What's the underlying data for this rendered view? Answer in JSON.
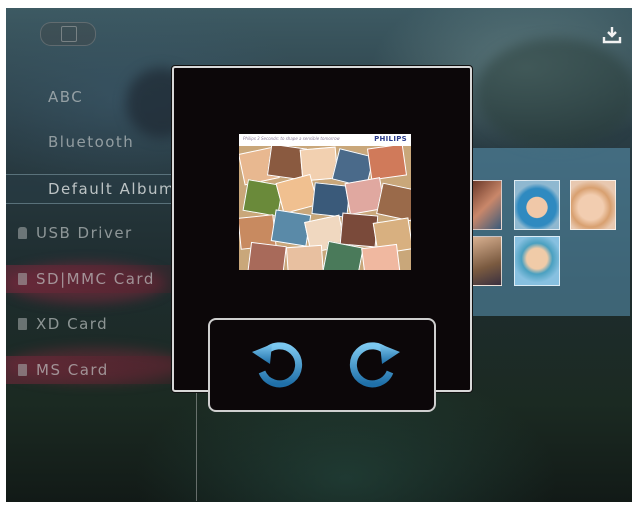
{
  "menu": {
    "albums": [
      {
        "label": "ABC"
      },
      {
        "label": "Bluetooth"
      },
      {
        "label": "Default Album"
      }
    ],
    "devices": [
      {
        "label": "USB Driver"
      },
      {
        "label": "SD|MMC Card"
      },
      {
        "label": "XD Card"
      },
      {
        "label": "MS Card"
      }
    ],
    "selected": "Default Album"
  },
  "preview": {
    "brand": "PHILIPS",
    "tagline": "Philips 3 Seconds: to shape a sensible tomorrow"
  },
  "icons": {
    "top_left": "album-tab-icon",
    "top_right": "download-icon",
    "rotate_left": "rotate-counterclockwise-icon",
    "rotate_right": "rotate-clockwise-icon"
  },
  "colors": {
    "dialog_bg": "#0c0709",
    "accent": "#2f89c8",
    "selection_band": "#2b4652"
  }
}
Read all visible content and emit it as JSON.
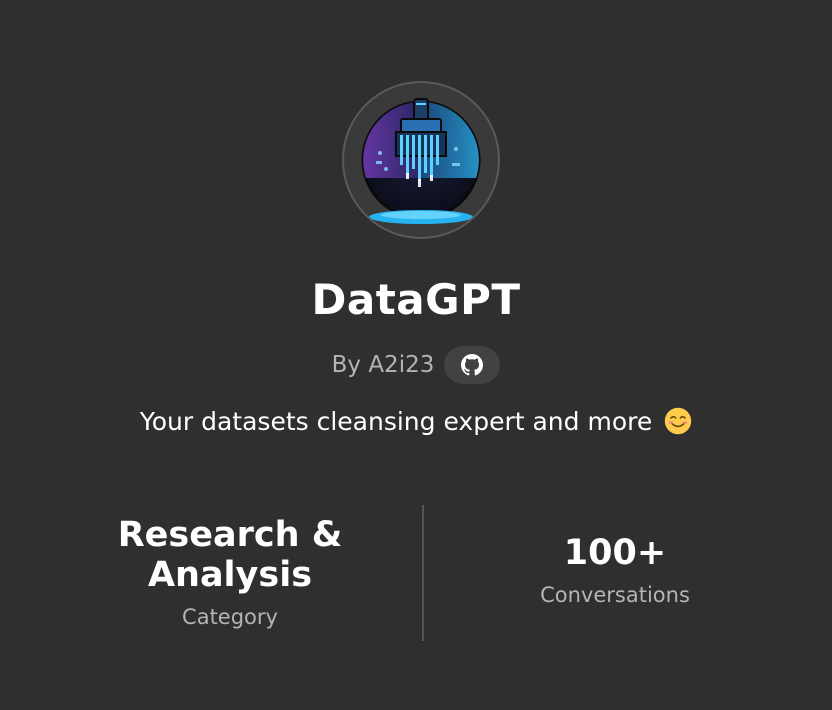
{
  "gpt": {
    "name": "DataGPT",
    "author_prefix": "By A2i23",
    "description": "Your datasets cleansing expert and more",
    "description_emoji": "😊"
  },
  "icons": {
    "avatar": "paintbrush-circuit-logo",
    "social": "github-icon"
  },
  "stats": {
    "category": {
      "value_line1": "Research &",
      "value_line2": "Analysis",
      "label": "Category"
    },
    "conversations": {
      "value": "100+",
      "label": "Conversations"
    }
  },
  "colors": {
    "background": "#2f2f2f",
    "muted_text": "#b4b4b4",
    "pill_background": "#424242",
    "divider": "#555555"
  }
}
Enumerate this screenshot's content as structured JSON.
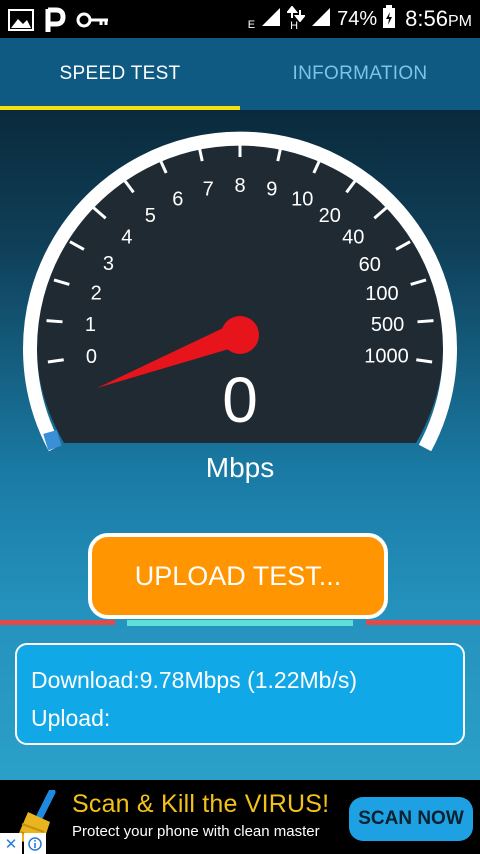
{
  "status_bar": {
    "network_label": "E",
    "network_label_2": "H",
    "battery_percent": "74%",
    "time": "8:56",
    "time_suffix": "PM"
  },
  "tabs": [
    {
      "label": "SPEED TEST",
      "active": true
    },
    {
      "label": "INFORMATION",
      "active": false
    }
  ],
  "gauge": {
    "left_labels": [
      "0",
      "1",
      "2",
      "3",
      "4",
      "5",
      "6",
      "7",
      "8"
    ],
    "right_labels": [
      "9",
      "10",
      "20",
      "40",
      "60",
      "100",
      "500",
      "1000"
    ],
    "current_value": "0",
    "unit": "Mbps",
    "arc_progress_fraction": 0.02
  },
  "upload_button": {
    "label": "UPLOAD TEST..."
  },
  "results": {
    "download": "Download:9.78Mbps (1.22Mb/s)",
    "upload": "Upload:"
  },
  "ad": {
    "title": "Scan & Kill the VIRUS!",
    "subtitle": "Protect your phone with clean master",
    "cta": "SCAN NOW"
  },
  "colors": {
    "tab_bar": "#0f5a82",
    "tab_indicator": "#f2e10e",
    "upload_button": "#ff9500",
    "results_panel": "#11a8e8",
    "needle": "#e8141c",
    "ad_title": "#f3c21a",
    "ad_button": "#1da1e3"
  }
}
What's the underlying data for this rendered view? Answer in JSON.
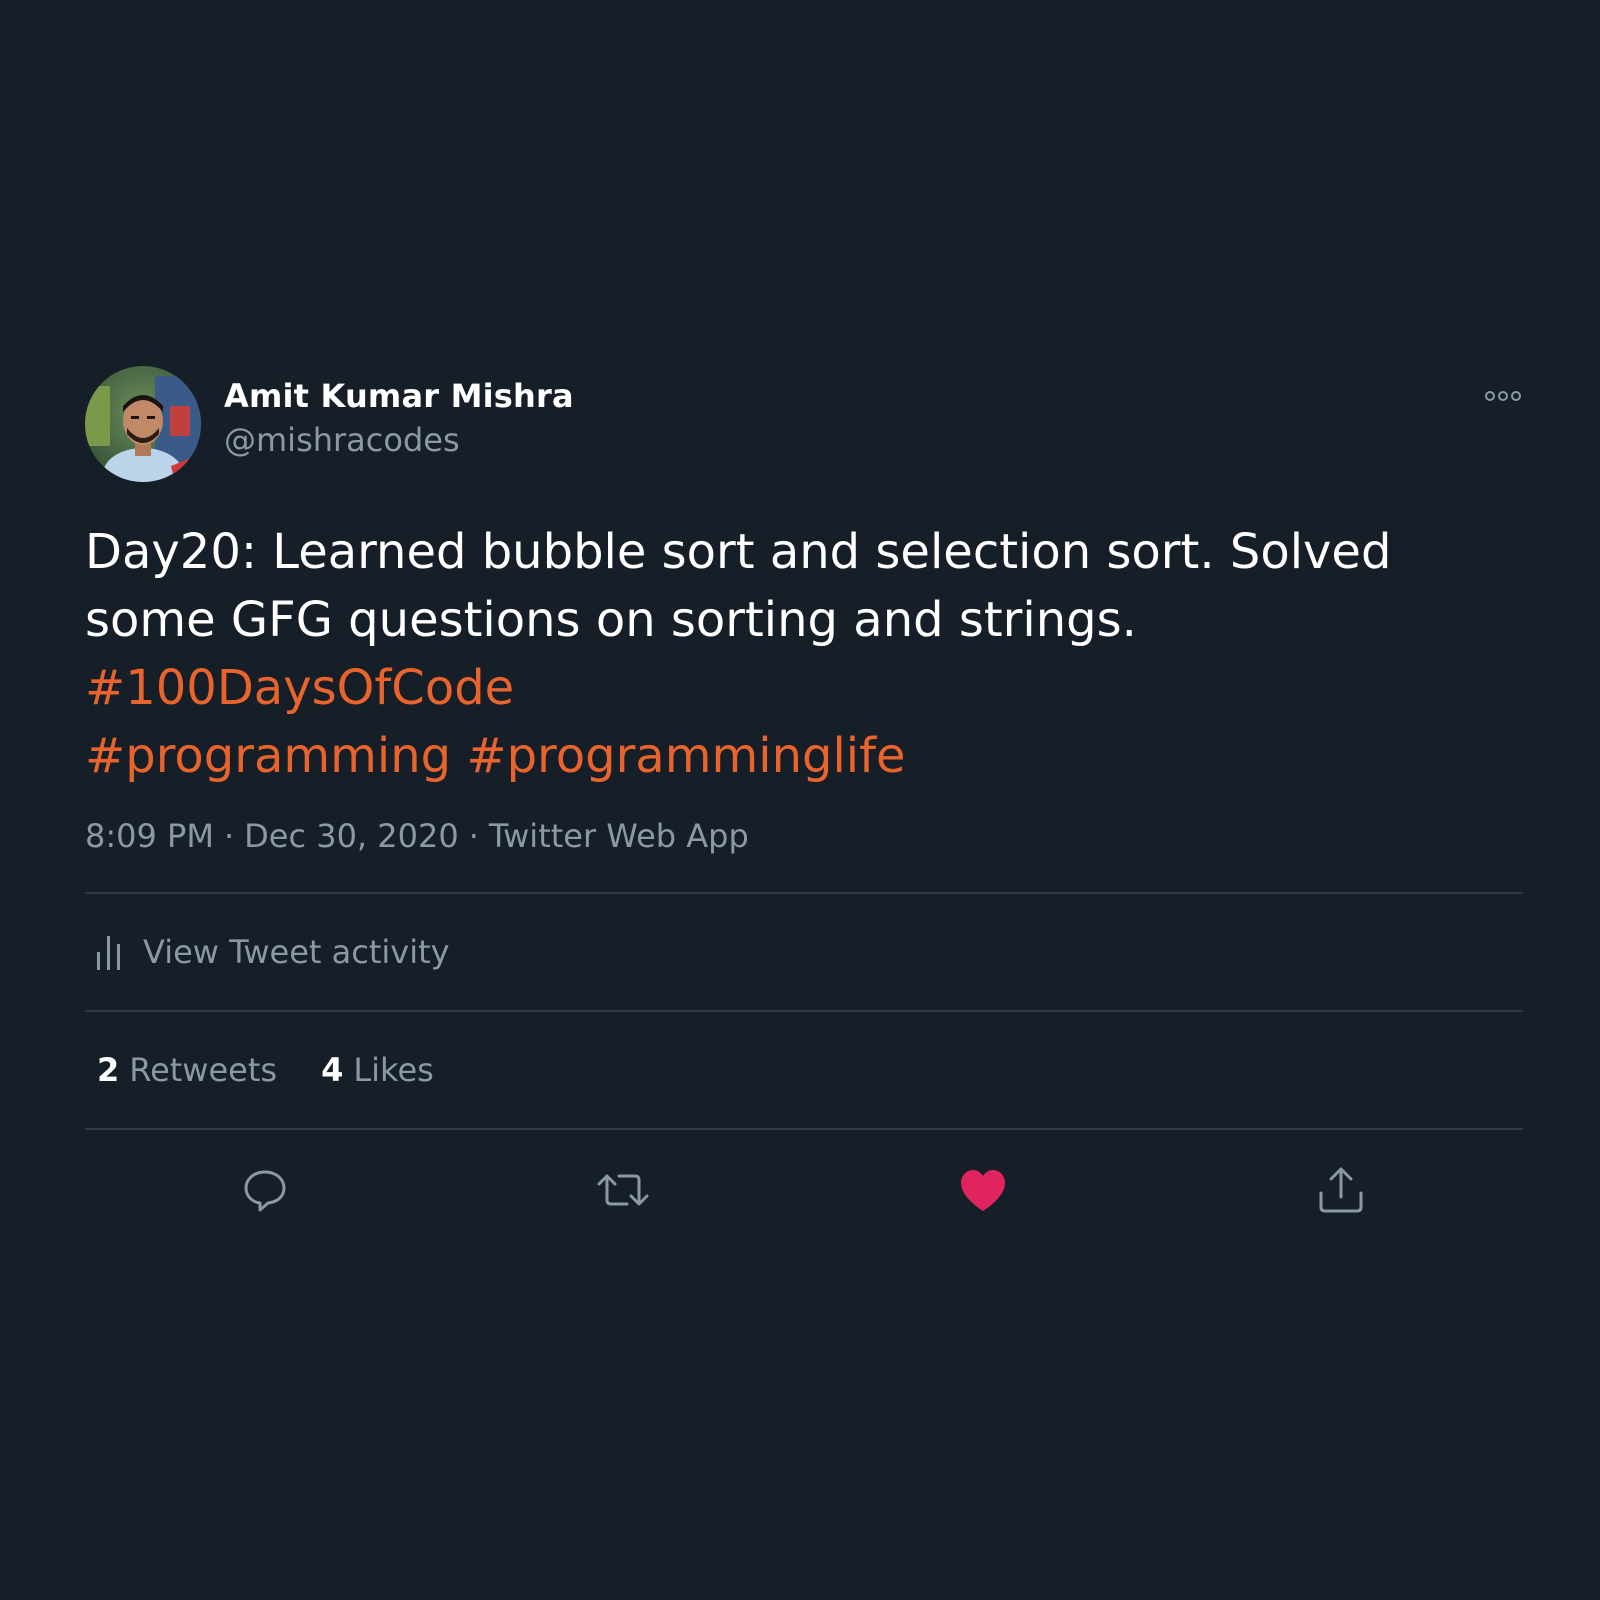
{
  "author": {
    "display_name": "Amit Kumar Mishra",
    "handle": "@mishracodes"
  },
  "tweet": {
    "line1": "Day20: Learned bubble sort and selection sort. Solved some GFG questions on sorting and strings.",
    "hashtags": [
      "#100DaysOfCode",
      "#programming",
      "#programminglife"
    ],
    "time": "8:09 PM",
    "date": "Dec 30, 2020",
    "source": "Twitter Web App",
    "separator": "·"
  },
  "activity": {
    "label": "View Tweet activity"
  },
  "stats": {
    "retweets_count": "2",
    "retweets_label": "Retweets",
    "likes_count": "4",
    "likes_label": "Likes"
  },
  "icons": {
    "more": "more-dots-icon",
    "activity": "bar-chart-icon",
    "reply": "reply-bubble-icon",
    "retweet": "retweet-icon",
    "like": "heart-icon",
    "share": "share-upload-icon"
  },
  "colors": {
    "background": "#161e28",
    "hashtag": "#e8642c",
    "secondary_text": "#8b98a5",
    "like_active": "#e0245e",
    "divider": "#2f3a45"
  }
}
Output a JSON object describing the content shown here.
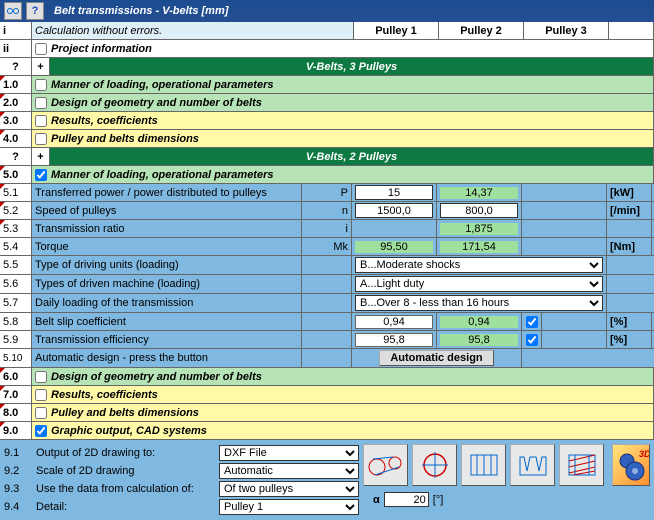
{
  "title": "Belt transmissions - V-belts [mm]",
  "status": {
    "i": "i",
    "label": "Calculation without errors.",
    "p1": "Pulley 1",
    "p2": "Pulley 2",
    "p3": "Pulley 3"
  },
  "row_ii": {
    "ii": "ii",
    "label": "Project information"
  },
  "section3p": {
    "q": "?",
    "plus": "+",
    "title": "V-Belts, 3 Pulleys"
  },
  "r10": {
    "n": "1.0",
    "label": "Manner of loading, operational parameters"
  },
  "r20": {
    "n": "2.0",
    "label": "Design of geometry and number of belts"
  },
  "r30": {
    "n": "3.0",
    "label": "Results, coefficients"
  },
  "r40": {
    "n": "4.0",
    "label": "Pulley and belts dimensions"
  },
  "section2p": {
    "q": "?",
    "plus": "+",
    "title": "V-Belts, 2 Pulleys"
  },
  "r50": {
    "n": "5.0",
    "label": "Manner of loading, operational parameters"
  },
  "r51": {
    "n": "5.1",
    "label": "Transferred power / power distributed to pulleys",
    "sym": "P",
    "v1": "15",
    "v2": "14,37",
    "unit": "[kW]"
  },
  "r52": {
    "n": "5.2",
    "label": "Speed of pulleys",
    "sym": "n",
    "v1": "1500,0",
    "v2": "800,0",
    "unit": "[/min]"
  },
  "r53": {
    "n": "5.3",
    "label": "Transmission ratio",
    "sym": "i",
    "v2": "1,875"
  },
  "r54": {
    "n": "5.4",
    "label": "Torque",
    "sym": "Mk",
    "v1": "95,50",
    "v2": "171,54",
    "unit": "[Nm]"
  },
  "r55": {
    "n": "5.5",
    "label": "Type of driving units (loading)",
    "opt": "B...Moderate shocks"
  },
  "r56": {
    "n": "5.6",
    "label": "Types of driven machine (loading)",
    "opt": "A...Light duty"
  },
  "r57": {
    "n": "5.7",
    "label": "Daily loading of the transmission",
    "opt": "B...Over 8 - less than 16 hours"
  },
  "r58": {
    "n": "5.8",
    "label": "Belt slip coefficient",
    "v1": "0,94",
    "v2": "0,94",
    "unit": "[%]"
  },
  "r59": {
    "n": "5.9",
    "label": "Transmission efficiency",
    "v1": "95,8",
    "v2": "95,8",
    "unit": "[%]"
  },
  "r510": {
    "n": "5.10",
    "label": "Automatic design - press the button",
    "btn": "Automatic design"
  },
  "r60": {
    "n": "6.0",
    "label": "Design of geometry and number of belts"
  },
  "r70": {
    "n": "7.0",
    "label": "Results, coefficients"
  },
  "r80": {
    "n": "8.0",
    "label": "Pulley and belts dimensions"
  },
  "r90": {
    "n": "9.0",
    "label": "Graphic output, CAD systems"
  },
  "r91": {
    "n": "9.1",
    "label": "Output of 2D drawing to:",
    "opt": "DXF File"
  },
  "r92": {
    "n": "9.2",
    "label": "Scale of 2D drawing",
    "opt": "Automatic"
  },
  "r93": {
    "n": "9.3",
    "label": "Use the data from calculation of:",
    "opt": "Of two pulleys"
  },
  "r94": {
    "n": "9.4",
    "label": "Detail:",
    "opt": "Pulley 1"
  },
  "alpha": {
    "sym": "α",
    "val": "20",
    "unit": "[°]"
  }
}
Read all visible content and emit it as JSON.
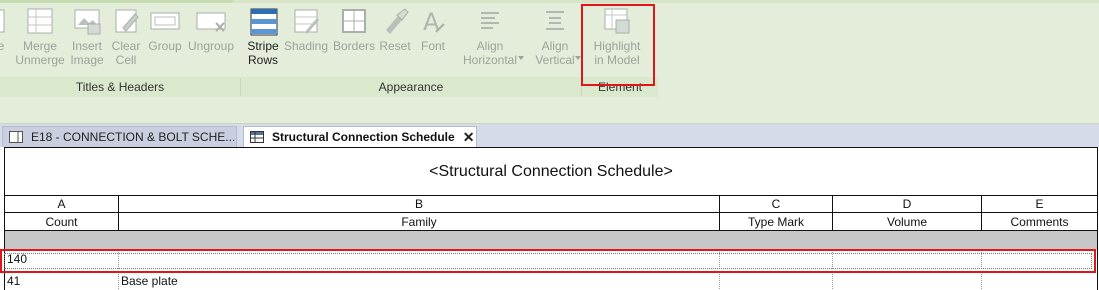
{
  "ribbon": {
    "buttons": [
      {
        "label": "Merge\nUnmerge",
        "icon": "merge-cells-icon"
      },
      {
        "label": "Insert\nImage",
        "icon": "insert-image-icon"
      },
      {
        "label": "Clear\nCell",
        "icon": "clear-cell-icon"
      },
      {
        "label": "Group",
        "icon": "group-icon"
      },
      {
        "label": "Ungroup",
        "icon": "ungroup-icon"
      },
      {
        "label": "Stripe\nRows",
        "icon": "stripe-rows-icon"
      },
      {
        "label": "Shading",
        "icon": "shading-icon"
      },
      {
        "label": "Borders",
        "icon": "borders-icon"
      },
      {
        "label": "Reset",
        "icon": "reset-brush-icon"
      },
      {
        "label": "Font",
        "icon": "font-icon"
      },
      {
        "label": "Align\nHorizontal",
        "icon": "align-horizontal-icon"
      },
      {
        "label": "Align\nVertical",
        "icon": "align-vertical-icon"
      },
      {
        "label": "Highlight\nin Model",
        "icon": "highlight-in-model-icon"
      }
    ],
    "panels": {
      "titles_headers": "Titles & Headers",
      "appearance": "Appearance",
      "element": "Element"
    }
  },
  "tabs": [
    {
      "label": "E18 - CONNECTION & BOLT SCHE...",
      "icon": "sheet-icon"
    },
    {
      "label": "Structural Connection Schedule",
      "icon": "schedule-icon",
      "close": "✕"
    }
  ],
  "schedule": {
    "title": "<Structural Connection Schedule>",
    "column_letters": [
      "A",
      "B",
      "C",
      "D",
      "E"
    ],
    "column_names": [
      "Count",
      "Family",
      "Type Mark",
      "Volume",
      "Comments"
    ],
    "rows": [
      [
        "140",
        "",
        "",
        "",
        ""
      ],
      [
        "41",
        "Base plate",
        "",
        "",
        ""
      ]
    ]
  },
  "colors": {
    "highlight_red": "#e0161b",
    "ribbon_green": "#e3edda"
  }
}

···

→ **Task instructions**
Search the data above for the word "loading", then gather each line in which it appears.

→ **Task response**
    "label": "Manner of loading, operational parameters"
    "label": "Manner of loading, operational parameters"
    "label": "Type of driving units (loading)",
    "label": "Types of driven machine (loading)",
    "label": "Daily loading of the transmission",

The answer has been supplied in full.